Requirement » Check every line below for the word "this" and copy each one that has it.

Data for the task »
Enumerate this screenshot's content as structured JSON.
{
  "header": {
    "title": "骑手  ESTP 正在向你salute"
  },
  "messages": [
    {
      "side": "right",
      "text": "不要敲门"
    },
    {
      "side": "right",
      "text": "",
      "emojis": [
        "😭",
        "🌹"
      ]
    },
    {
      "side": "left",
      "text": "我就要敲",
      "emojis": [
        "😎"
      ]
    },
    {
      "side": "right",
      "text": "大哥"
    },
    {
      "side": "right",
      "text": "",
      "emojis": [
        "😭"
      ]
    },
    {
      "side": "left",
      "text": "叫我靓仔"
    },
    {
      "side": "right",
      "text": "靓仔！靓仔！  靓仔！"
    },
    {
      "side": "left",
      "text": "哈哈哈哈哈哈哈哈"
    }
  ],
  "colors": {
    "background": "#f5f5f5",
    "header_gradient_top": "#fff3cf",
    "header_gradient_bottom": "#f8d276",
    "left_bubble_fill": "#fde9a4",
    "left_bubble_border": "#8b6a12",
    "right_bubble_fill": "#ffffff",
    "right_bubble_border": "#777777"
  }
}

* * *

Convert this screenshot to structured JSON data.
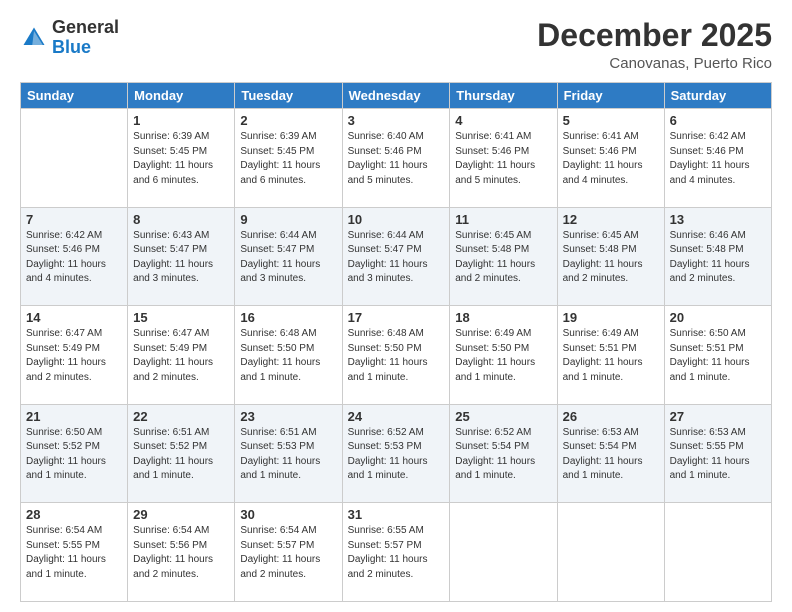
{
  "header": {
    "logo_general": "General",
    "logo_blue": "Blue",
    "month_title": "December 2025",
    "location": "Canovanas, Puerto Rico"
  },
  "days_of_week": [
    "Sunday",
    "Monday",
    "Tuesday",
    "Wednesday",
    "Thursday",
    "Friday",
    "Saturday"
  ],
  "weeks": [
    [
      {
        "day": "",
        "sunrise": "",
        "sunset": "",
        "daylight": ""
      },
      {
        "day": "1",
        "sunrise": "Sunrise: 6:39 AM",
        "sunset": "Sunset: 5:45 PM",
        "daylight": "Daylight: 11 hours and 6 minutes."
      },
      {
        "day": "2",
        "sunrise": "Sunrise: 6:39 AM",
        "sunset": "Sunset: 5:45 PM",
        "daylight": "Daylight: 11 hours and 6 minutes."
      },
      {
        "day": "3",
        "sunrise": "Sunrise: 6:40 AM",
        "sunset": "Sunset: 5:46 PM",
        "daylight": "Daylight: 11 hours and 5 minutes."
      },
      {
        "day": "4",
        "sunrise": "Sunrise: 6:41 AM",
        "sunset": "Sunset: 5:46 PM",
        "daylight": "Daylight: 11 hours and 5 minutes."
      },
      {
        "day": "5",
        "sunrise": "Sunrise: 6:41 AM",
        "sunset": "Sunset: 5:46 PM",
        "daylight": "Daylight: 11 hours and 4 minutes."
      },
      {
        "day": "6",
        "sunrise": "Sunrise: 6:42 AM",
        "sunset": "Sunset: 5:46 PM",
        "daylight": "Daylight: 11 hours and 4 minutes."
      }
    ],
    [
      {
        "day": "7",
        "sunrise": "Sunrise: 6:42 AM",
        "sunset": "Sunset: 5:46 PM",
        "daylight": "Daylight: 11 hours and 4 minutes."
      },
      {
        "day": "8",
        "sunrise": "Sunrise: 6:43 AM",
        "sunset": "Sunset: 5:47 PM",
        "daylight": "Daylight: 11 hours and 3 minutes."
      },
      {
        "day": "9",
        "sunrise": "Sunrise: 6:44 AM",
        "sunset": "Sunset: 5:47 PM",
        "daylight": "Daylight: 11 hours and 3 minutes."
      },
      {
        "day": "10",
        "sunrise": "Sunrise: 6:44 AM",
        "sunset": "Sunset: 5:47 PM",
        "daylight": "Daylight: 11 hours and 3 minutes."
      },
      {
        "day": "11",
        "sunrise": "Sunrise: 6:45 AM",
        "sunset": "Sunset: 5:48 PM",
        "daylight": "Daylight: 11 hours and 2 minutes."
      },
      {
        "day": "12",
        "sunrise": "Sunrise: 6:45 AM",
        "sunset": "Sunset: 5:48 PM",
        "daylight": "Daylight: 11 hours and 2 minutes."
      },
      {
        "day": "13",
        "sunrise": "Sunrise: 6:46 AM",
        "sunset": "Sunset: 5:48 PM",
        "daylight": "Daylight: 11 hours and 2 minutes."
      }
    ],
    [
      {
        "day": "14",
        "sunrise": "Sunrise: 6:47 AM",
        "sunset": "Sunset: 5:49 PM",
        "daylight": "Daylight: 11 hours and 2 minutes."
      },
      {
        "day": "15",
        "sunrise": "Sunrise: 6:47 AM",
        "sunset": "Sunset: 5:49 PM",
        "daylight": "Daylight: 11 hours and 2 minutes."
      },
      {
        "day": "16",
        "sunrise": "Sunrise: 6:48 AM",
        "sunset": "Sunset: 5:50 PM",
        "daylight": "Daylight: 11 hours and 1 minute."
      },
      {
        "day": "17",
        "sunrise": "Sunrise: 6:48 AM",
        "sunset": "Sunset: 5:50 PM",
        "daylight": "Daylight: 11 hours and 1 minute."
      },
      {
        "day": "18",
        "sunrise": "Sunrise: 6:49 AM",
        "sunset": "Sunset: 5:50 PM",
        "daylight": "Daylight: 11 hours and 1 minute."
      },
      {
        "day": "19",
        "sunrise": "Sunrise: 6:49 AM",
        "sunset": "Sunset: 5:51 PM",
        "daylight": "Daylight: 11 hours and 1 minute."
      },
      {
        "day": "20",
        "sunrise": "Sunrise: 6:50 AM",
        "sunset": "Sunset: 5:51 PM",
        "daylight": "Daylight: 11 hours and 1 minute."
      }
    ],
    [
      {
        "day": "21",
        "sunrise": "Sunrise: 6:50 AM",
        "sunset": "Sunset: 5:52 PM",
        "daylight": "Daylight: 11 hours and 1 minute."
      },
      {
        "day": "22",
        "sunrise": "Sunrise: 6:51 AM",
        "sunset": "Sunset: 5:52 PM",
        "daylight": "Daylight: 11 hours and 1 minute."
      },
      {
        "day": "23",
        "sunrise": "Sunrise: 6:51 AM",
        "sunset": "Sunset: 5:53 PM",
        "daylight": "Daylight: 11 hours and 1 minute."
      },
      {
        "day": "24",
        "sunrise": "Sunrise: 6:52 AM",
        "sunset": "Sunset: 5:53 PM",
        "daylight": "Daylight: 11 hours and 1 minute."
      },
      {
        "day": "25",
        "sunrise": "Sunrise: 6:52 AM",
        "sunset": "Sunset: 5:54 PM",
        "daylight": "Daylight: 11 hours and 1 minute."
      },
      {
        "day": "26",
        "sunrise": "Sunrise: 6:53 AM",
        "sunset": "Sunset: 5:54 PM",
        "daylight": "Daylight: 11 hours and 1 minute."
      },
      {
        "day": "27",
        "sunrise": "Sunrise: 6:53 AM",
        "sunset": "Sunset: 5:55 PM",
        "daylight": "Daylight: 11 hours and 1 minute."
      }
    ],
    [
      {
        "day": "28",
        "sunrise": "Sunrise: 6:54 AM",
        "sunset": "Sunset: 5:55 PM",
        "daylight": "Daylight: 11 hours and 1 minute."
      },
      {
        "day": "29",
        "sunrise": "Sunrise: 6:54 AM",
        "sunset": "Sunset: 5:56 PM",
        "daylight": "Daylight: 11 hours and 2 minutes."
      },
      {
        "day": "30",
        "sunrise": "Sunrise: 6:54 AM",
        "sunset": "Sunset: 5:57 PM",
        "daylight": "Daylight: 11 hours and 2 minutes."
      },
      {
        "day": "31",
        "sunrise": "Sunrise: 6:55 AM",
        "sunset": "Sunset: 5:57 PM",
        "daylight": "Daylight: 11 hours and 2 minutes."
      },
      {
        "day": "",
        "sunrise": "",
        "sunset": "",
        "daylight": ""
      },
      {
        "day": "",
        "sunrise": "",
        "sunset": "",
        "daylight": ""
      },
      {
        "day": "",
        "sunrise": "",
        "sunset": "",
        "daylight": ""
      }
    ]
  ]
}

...

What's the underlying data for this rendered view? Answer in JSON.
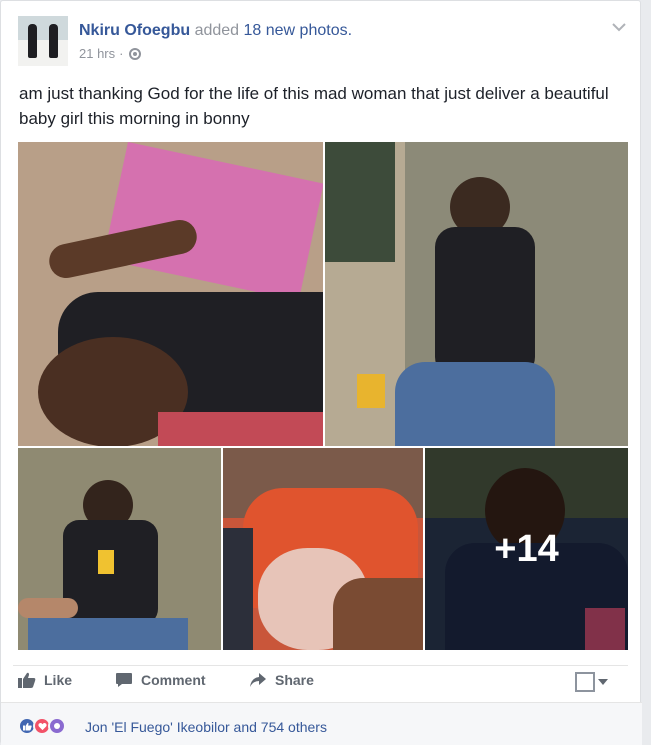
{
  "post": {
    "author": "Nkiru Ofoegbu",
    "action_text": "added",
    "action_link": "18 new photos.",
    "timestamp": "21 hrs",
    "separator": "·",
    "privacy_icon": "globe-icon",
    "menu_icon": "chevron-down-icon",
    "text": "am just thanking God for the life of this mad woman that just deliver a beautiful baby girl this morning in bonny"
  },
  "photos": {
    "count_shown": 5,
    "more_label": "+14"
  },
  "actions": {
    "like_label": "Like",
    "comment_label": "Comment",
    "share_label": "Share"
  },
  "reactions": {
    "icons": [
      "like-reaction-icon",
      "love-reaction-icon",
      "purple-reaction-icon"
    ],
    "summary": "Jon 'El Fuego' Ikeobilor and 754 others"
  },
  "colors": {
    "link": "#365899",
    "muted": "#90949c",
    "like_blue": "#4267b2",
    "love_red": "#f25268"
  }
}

Result below »
Enumerate this screenshot's content as structured JSON.
Convert this screenshot to structured JSON data.
What's the underlying data for this rendered view? Answer in JSON.
    "text": "am just thanking God for the life of this mad woman that just deliver a beautiful baby girl this morning in bonny"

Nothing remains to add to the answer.